their own advice? Do the people who "invent" those strange diets involving half a lettuce leaf and a wafer thin slice of organically grown cucumber actually keep to them? Are there people who never eat anything apart from "approved foods"?
I am not including here people who must maintain a particular diet in order to stay alive. That is different. I know someone who is severely allergic to peanuts. Eating those could be catastrophic and she has no desire to eat them. I have a mild allergy to alcohol and vinegar. They make me feel uncomfortably itchy. I avoid them. I have no desire to eat foods that contain these things and do not even care for the taste of them.
But what about other things? All the conflicting advice does not help. We are told "not" to eat any number of things and then told to eat them. We are told to eat them in small quantities and then told that we can eat them in larger quantities. We are told something is good for you for one reason and then, in the next breath, bad for you for other reasons.
When we first moved to this house there was an elderly couple living next door. The old man was, at the age of about 90 diagnosed with mature onset diabetes. He was told to cease eating his favourite dessert - tinned pineapple in heavy syrup and icecream. He told me this in a puzzled sort of way. Why should he cease eating these things at his advanced age?
The doctor had given him a list of other dietary restrictions as well. The restrictions would have required a radical change of lifestyle and diet. It was quite unrealistic to expect someone of 90, someone who was now endeavouring to do the cooking his wife could no longer do, to change so much. By then I was, as often as I dared, giving them a main meal but even our diet did not accord with the sheet.
The hospitals here are currently under fire because some patients are leaving malnourished. Some patients, particularly the elderly, cannot undo the containers containing the food. I have visited patients who are, quite simply, not even able to reach their food. It has been dumped out of reach. The food itself often looks simply unappetising and must look worse to someone who is not feeling well.
I have no doubt it is all done according to dietary guidelines laid down by dieticians and catering guidelines about "portion control" etc etc. They try to do it cheaply. The food is necessarily bland in an attempt to cater for all tastes.
I do wonder though if the dieticians who design it would eat it themselves. I suspect they do not. Do they really deny themselves all chocolate and sweets? Do they forego eggs, cheese, butter and other dairy products? Do they avoid all salt? Do they have a single mouthful of lamb chop with all the fat removed?
There was a statement by a doctor-dietician saying that it would take forty minutes on a treadmill to work off the effect of eating one Cadbury's Creme Egg. I have never eaten one and I have no particular desire to do so. However there are other people who do like them. It may be better if they did not eat them, just as it would be better if they did not consume tobacco or alcohol. Like tobacco and alcohol, chocolate and any number of other foods labelled "bad" are legally available. "Bad" foods often taste "good". They will be eaten. Telling us they are "bad" simply makes them more desirable.

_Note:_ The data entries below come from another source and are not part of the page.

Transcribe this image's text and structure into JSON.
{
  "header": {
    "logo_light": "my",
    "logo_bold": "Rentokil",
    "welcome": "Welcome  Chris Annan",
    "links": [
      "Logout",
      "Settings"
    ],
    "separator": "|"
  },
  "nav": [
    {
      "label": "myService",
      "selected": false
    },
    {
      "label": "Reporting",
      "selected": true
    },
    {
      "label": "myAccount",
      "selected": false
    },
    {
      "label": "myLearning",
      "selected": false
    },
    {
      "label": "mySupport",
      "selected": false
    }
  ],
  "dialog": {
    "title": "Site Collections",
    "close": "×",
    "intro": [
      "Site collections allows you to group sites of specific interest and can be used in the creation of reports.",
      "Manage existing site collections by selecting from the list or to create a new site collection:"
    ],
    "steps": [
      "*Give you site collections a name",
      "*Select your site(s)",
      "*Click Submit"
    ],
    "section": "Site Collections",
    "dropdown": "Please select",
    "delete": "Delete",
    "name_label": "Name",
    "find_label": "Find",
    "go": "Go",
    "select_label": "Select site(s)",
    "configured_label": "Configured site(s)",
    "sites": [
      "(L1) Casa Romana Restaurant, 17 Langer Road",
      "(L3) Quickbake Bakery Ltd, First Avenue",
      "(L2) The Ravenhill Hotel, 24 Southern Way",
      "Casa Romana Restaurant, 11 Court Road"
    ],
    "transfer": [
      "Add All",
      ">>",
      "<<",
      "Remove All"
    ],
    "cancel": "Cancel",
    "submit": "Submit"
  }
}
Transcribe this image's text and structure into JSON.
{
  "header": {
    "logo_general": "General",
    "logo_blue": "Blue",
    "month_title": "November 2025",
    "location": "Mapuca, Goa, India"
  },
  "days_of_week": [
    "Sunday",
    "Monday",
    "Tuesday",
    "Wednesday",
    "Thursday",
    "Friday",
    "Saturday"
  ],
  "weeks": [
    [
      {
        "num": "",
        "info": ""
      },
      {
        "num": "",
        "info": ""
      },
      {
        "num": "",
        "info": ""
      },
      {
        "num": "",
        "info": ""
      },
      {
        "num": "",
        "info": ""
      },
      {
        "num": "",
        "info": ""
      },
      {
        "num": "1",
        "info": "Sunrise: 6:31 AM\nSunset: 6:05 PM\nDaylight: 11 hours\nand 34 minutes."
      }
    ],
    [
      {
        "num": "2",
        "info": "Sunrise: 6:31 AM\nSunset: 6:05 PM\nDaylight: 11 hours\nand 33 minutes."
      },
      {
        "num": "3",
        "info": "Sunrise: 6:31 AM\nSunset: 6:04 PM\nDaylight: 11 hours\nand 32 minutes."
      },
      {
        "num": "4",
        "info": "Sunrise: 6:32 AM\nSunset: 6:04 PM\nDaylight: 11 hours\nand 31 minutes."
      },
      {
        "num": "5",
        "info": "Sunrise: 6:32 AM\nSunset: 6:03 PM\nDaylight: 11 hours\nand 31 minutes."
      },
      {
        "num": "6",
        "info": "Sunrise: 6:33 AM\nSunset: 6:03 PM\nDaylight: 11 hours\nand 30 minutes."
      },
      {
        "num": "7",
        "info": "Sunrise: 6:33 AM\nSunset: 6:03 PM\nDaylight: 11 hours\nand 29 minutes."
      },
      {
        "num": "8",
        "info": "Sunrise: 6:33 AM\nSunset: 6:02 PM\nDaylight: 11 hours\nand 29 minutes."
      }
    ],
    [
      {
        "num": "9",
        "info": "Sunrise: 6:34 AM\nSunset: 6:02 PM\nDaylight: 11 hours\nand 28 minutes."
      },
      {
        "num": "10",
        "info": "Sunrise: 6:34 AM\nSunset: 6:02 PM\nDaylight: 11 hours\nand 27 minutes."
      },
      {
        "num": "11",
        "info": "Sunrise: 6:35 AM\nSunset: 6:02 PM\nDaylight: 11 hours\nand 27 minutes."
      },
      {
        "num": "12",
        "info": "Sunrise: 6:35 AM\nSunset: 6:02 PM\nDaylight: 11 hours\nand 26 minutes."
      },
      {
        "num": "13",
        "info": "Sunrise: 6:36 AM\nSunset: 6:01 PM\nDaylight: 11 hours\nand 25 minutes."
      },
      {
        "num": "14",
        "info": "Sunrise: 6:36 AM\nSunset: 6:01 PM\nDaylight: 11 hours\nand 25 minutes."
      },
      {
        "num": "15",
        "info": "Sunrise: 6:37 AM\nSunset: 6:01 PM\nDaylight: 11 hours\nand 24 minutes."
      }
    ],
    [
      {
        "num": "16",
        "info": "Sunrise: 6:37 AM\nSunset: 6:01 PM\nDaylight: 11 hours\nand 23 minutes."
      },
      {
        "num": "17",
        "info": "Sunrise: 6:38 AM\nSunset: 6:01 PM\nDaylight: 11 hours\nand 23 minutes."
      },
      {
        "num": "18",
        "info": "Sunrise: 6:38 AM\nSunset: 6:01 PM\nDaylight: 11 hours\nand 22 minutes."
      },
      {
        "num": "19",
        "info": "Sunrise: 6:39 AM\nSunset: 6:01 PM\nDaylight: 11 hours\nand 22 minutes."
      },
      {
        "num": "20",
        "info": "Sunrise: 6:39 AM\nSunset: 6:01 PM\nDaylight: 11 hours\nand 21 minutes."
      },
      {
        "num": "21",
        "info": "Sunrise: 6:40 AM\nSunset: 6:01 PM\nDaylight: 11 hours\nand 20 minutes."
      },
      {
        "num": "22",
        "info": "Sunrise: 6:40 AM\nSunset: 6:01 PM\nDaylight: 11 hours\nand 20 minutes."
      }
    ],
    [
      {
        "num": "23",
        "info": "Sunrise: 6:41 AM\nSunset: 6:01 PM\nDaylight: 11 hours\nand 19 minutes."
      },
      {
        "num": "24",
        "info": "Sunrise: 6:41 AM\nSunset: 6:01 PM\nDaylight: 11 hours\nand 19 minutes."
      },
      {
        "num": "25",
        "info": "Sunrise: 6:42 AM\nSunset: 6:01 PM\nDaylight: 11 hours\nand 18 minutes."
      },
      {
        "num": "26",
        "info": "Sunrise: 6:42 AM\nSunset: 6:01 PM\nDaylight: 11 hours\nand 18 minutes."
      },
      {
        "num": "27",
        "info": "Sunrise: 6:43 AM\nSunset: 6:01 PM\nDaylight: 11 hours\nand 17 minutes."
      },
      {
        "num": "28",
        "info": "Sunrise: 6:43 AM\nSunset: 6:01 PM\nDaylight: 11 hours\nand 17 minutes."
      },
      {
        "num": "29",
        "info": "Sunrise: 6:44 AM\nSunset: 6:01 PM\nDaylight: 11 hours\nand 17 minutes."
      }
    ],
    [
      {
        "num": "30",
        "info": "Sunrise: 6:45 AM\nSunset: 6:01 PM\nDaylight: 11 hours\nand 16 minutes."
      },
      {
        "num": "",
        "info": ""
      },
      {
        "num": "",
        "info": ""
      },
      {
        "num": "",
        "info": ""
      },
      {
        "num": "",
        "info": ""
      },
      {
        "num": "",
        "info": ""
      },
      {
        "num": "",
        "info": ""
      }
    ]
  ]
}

Dieticians may eat more "sensibly" than many people. I do not know. I know they make some people miserable by demanding they follow impossible guidelines.

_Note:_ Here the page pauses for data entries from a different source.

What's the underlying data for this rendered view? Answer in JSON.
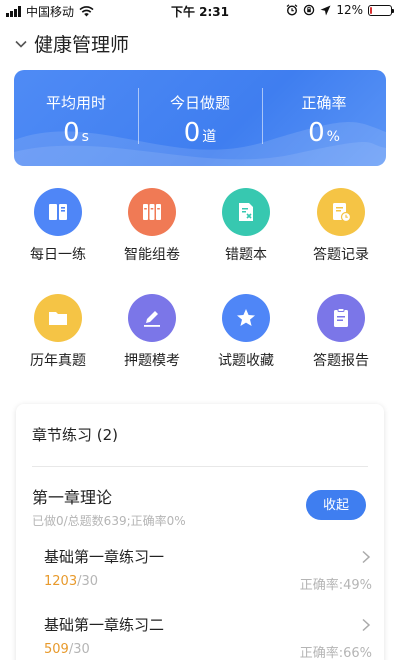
{
  "status_bar": {
    "carrier": "中国移动",
    "time": "下午 2:31",
    "battery": "12%",
    "battery_level": 0.12
  },
  "header": {
    "title": "健康管理师",
    "icon": "chevron-down-icon"
  },
  "stats": [
    {
      "label": "平均用时",
      "value": "0",
      "unit": "s"
    },
    {
      "label": "今日做题",
      "value": "0",
      "unit": "道"
    },
    {
      "label": "正确率",
      "value": "0",
      "unit": "%"
    }
  ],
  "features": [
    {
      "label": "每日一练",
      "icon": "book-icon",
      "color": "#4f86f7"
    },
    {
      "label": "智能组卷",
      "icon": "binders-icon",
      "color": "#f07a55"
    },
    {
      "label": "错题本",
      "icon": "wrong-doc-icon",
      "color": "#37c8b0"
    },
    {
      "label": "答题记录",
      "icon": "clock-doc-icon",
      "color": "#f5c445"
    },
    {
      "label": "历年真题",
      "icon": "folder-icon",
      "color": "#f5c445"
    },
    {
      "label": "押题模考",
      "icon": "pen-icon",
      "color": "#7b76e8"
    },
    {
      "label": "试题收藏",
      "icon": "star-icon",
      "color": "#4f86f7"
    },
    {
      "label": "答题报告",
      "icon": "clipboard-icon",
      "color": "#7b76e8"
    }
  ],
  "chapter_section": {
    "title": "章节练习 (2)",
    "chapter": {
      "name": "第一章理论",
      "meta": "已做0/总题数639;正确率0%",
      "collapse_label": "收起"
    },
    "exercises": [
      {
        "name": "基础第一章练习一",
        "done": "1203",
        "total": "/30",
        "accuracy": "正确率:49%"
      },
      {
        "name": "基础第一章练习二",
        "done": "509",
        "total": "/30",
        "accuracy": "正确率:66%"
      }
    ]
  }
}
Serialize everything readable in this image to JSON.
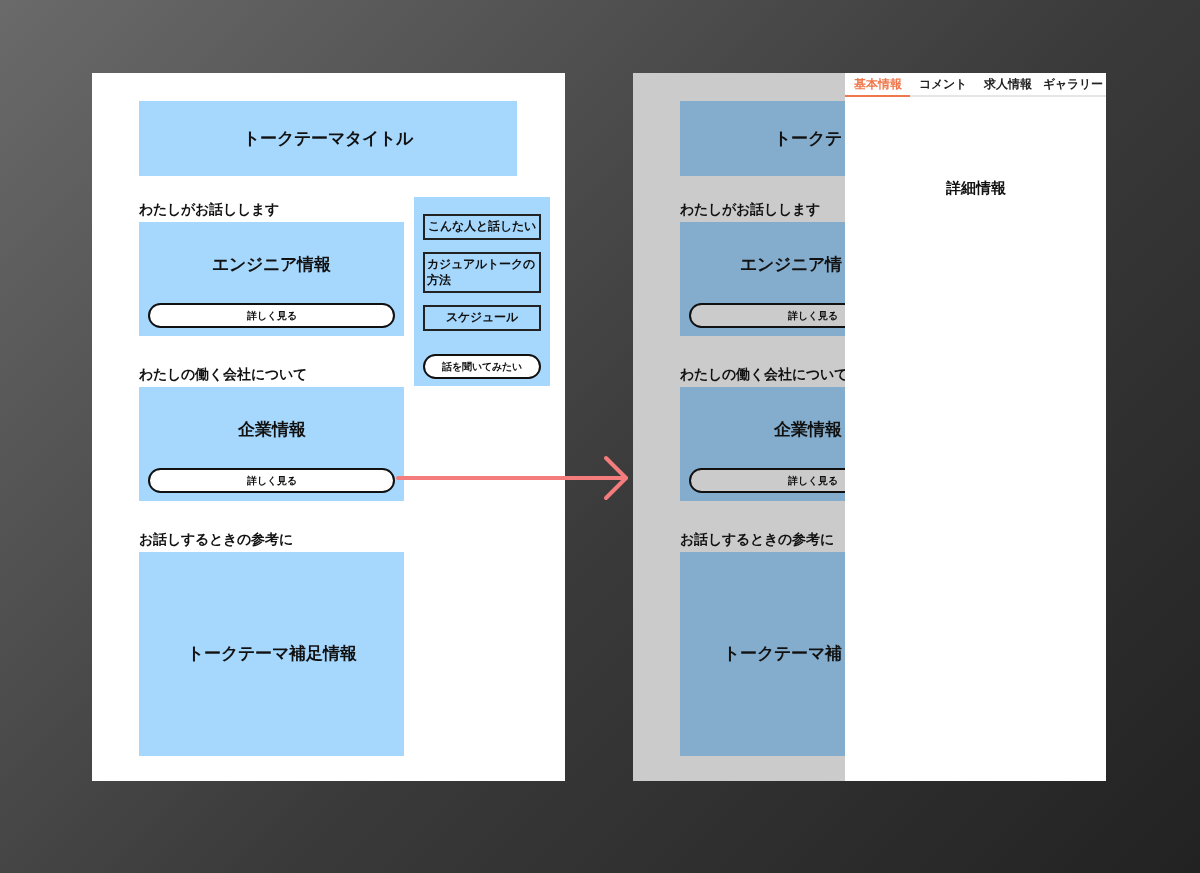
{
  "main_screen": {
    "title": "トークテーマタイトル",
    "sections": [
      {
        "heading": "わたしがお話しします",
        "card": {
          "title": "エンジニア情報",
          "button": "詳しく見る"
        }
      },
      {
        "heading": "わたしの働く会社について",
        "card": {
          "title": "企業情報",
          "button": "詳しく見る"
        }
      },
      {
        "heading": "お話しするときの参考に",
        "card": {
          "title": "トークテーマ補足情報"
        }
      }
    ],
    "sidebar": {
      "links": [
        "こんな人と話したい",
        "カジュアルトークの方法",
        "スケジュール"
      ],
      "button": "話を聞いてみたい"
    }
  },
  "detail_screen": {
    "background": {
      "title": "トークテ",
      "sections": [
        {
          "heading": "わたしがお話しします",
          "card": {
            "title": "エンジニア情",
            "button": "詳しく見る"
          }
        },
        {
          "heading": "わたしの働く会社について",
          "card": {
            "title": "企業情報",
            "button": "詳しく見る"
          }
        },
        {
          "heading": "お話しするときの参考に",
          "card": {
            "title": "トークテーマ補"
          }
        }
      ]
    },
    "drawer": {
      "tabs": [
        {
          "label": "基本情報",
          "selected": true
        },
        {
          "label": "コメント",
          "selected": false
        },
        {
          "label": "求人情報",
          "selected": false
        },
        {
          "label": "ギャラリー",
          "selected": false
        }
      ],
      "content": "詳細情報"
    }
  }
}
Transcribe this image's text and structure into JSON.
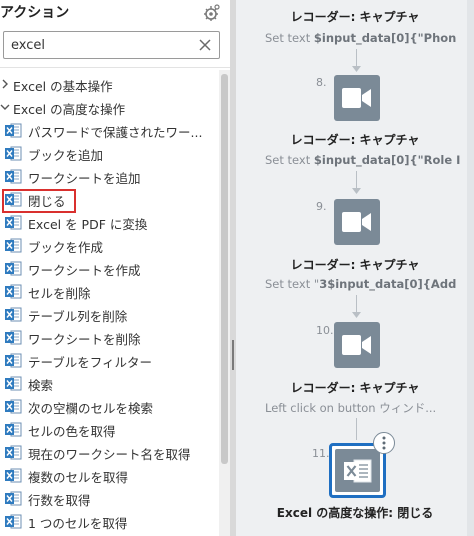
{
  "actions_panel": {
    "title": "アクション",
    "search_value": "excel",
    "categories": [
      {
        "label": "Excel の基本操作",
        "expanded": false
      },
      {
        "label": "Excel の高度な操作",
        "expanded": true
      }
    ],
    "items": [
      "パスワードで保護されたワー...",
      "ブックを追加",
      "ワークシートを追加",
      "閉じる",
      "Excel を PDF に変換",
      "ブックを作成",
      "ワークシートを作成",
      "セルを削除",
      "テーブル列を削除",
      "ワークシートを削除",
      "テーブルをフィルター",
      "検索",
      "次の空欄のセルを検索",
      "セルの色を取得",
      "現在のワークシート名を取得",
      "複数のセルを取得",
      "行数を取得",
      "1 つのセルを取得"
    ],
    "selected_item": "閉じる"
  },
  "flow": {
    "step7": {
      "title": "レコーダー: キャプチャ",
      "subtitle_prefix": "Set text ",
      "subtitle_bold": "$input_data[0]{\"Phon"
    },
    "step8": {
      "number": "8.",
      "title": "レコーダー: キャプチャ",
      "subtitle_prefix": "Set text ",
      "subtitle_bold": "$input_data[0]{\"Role I"
    },
    "step9": {
      "number": "9.",
      "title": "レコーダー: キャプチャ",
      "subtitle_prefix": "Set text \"",
      "subtitle_bold": "3$input_data[0]{Add"
    },
    "step10": {
      "number": "10.",
      "title": "レコーダー: キャプチャ",
      "subtitle": "Left click on button ウィンド..."
    },
    "step11": {
      "number": "11.",
      "title": "Excel の高度な操作: 閉じる"
    }
  },
  "colors": {
    "accent": "#1f6fc2",
    "selection_outline": "#d9302e",
    "excel_green": "#2f7bbf",
    "tile": "#7b8a97"
  }
}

I will avoid the Creme Eggs "on special" in the supermarket this morning but that will be because I want to rather than because I have been told to.